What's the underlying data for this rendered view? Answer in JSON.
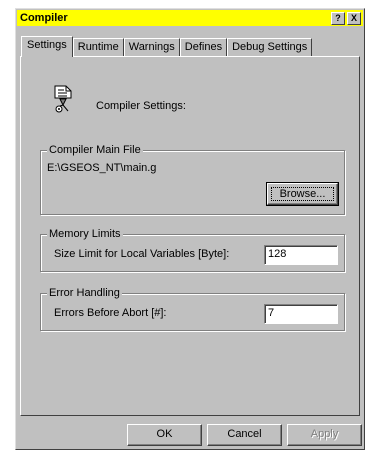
{
  "window": {
    "title": "Compiler",
    "help_label": "?",
    "close_label": "X"
  },
  "tabs": [
    "Settings",
    "Runtime",
    "Warnings",
    "Defines",
    "Debug Settings"
  ],
  "header": {
    "icon": "compiler-icon",
    "label": "Compiler Settings:"
  },
  "main_file": {
    "group_title": "Compiler Main File",
    "path": "E:\\GSEOS_NT\\main.g",
    "browse_label": "Browse..."
  },
  "memory": {
    "group_title": "Memory Limits",
    "label": "Size Limit for Local Variables [Byte]:",
    "value": "128"
  },
  "errors": {
    "group_title": "Error Handling",
    "label": "Errors Before Abort [#]:",
    "value": "7"
  },
  "footer": {
    "ok_label": "OK",
    "cancel_label": "Cancel",
    "apply_label": "Apply"
  }
}
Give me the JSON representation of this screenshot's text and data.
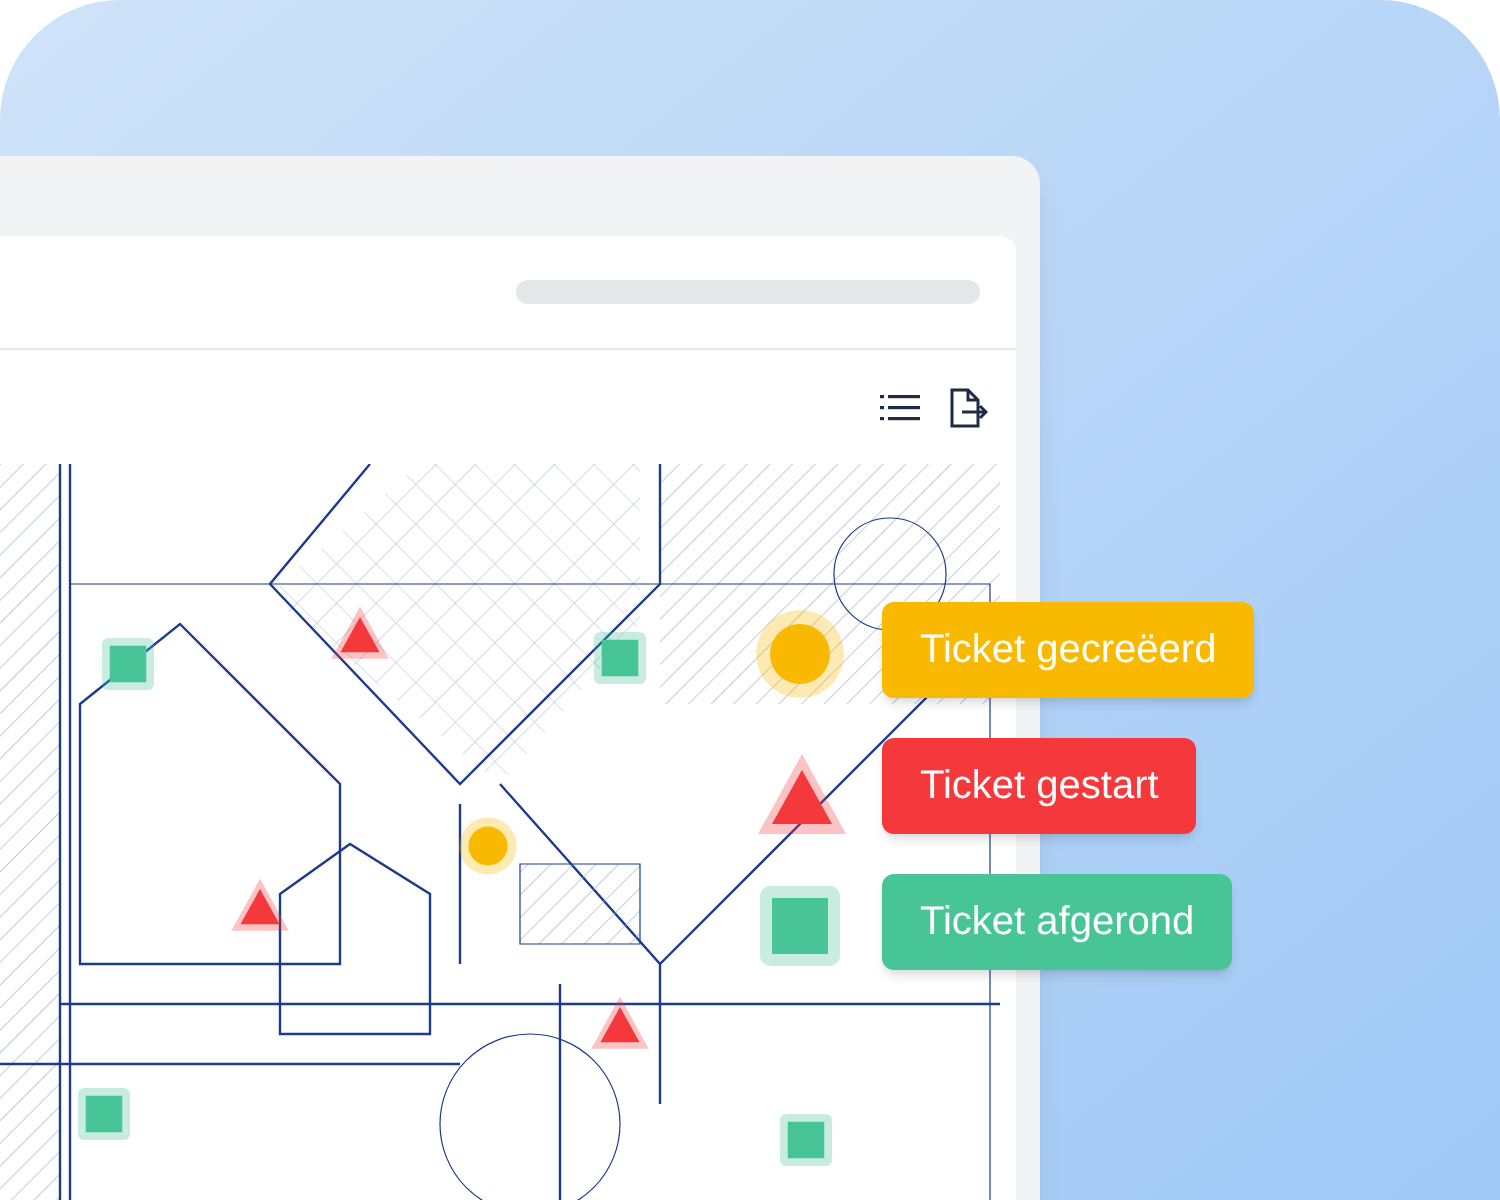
{
  "toolbar": {
    "icons": [
      {
        "kind": "list"
      },
      {
        "kind": "export"
      }
    ]
  },
  "markers": [
    {
      "kind": "done"
    },
    {
      "kind": "done"
    },
    {
      "kind": "done"
    },
    {
      "kind": "done"
    },
    {
      "kind": "done"
    },
    {
      "kind": "started"
    },
    {
      "kind": "started"
    },
    {
      "kind": "started"
    },
    {
      "kind": "started"
    },
    {
      "kind": "created"
    },
    {
      "kind": "created"
    }
  ],
  "legend": [
    {
      "kind": "created",
      "label": "Ticket gecreëerd"
    },
    {
      "kind": "started",
      "label": "Ticket gestart"
    },
    {
      "kind": "done",
      "label": "Ticket afgerond"
    }
  ]
}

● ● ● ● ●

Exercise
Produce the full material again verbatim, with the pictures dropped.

Finished exercise
What's the underlying data for this rendered view? Answer in JSON.
{
  "window": {
    "title": "Compiler",
    "help_label": "?",
    "close_label": "X"
  },
  "tabs": [
    "Settings",
    "Runtime",
    "Warnings",
    "Defines",
    "Debug Settings"
  ],
  "header": {
    "icon": "compiler-icon",
    "label": "Compiler Settings:"
  },
  "main_file": {
    "group_title": "Compiler Main File",
    "path": "E:\\GSEOS_NT\\main.g",
    "browse_label": "Browse..."
  },
  "memory": {
    "group_title": "Memory Limits",
    "label": "Size Limit for Local Variables [Byte]:",
    "value": "128"
  },
  "errors": {
    "group_title": "Error Handling",
    "label": "Errors Before Abort [#]:",
    "value": "7"
  },
  "footer": {
    "ok_label": "OK",
    "cancel_label": "Cancel",
    "apply_label": "Apply"
  }
}
Give me the JSON representation of this screenshot's text and data.
{
  "toolbar": {
    "icons": [
      {
        "kind": "list"
      },
      {
        "kind": "export"
      }
    ]
  },
  "markers": [
    {
      "kind": "done"
    },
    {
      "kind": "done"
    },
    {
      "kind": "done"
    },
    {
      "kind": "done"
    },
    {
      "kind": "done"
    },
    {
      "kind": "started"
    },
    {
      "kind": "started"
    },
    {
      "kind": "started"
    },
    {
      "kind": "started"
    },
    {
      "kind": "created"
    },
    {
      "kind": "created"
    }
  ],
  "legend": [
    {
      "kind": "created",
      "label": "Ticket gecreëerd"
    },
    {
      "kind": "started",
      "label": "Ticket gestart"
    },
    {
      "kind": "done",
      "label": "Ticket afgerond"
    }
  ]
}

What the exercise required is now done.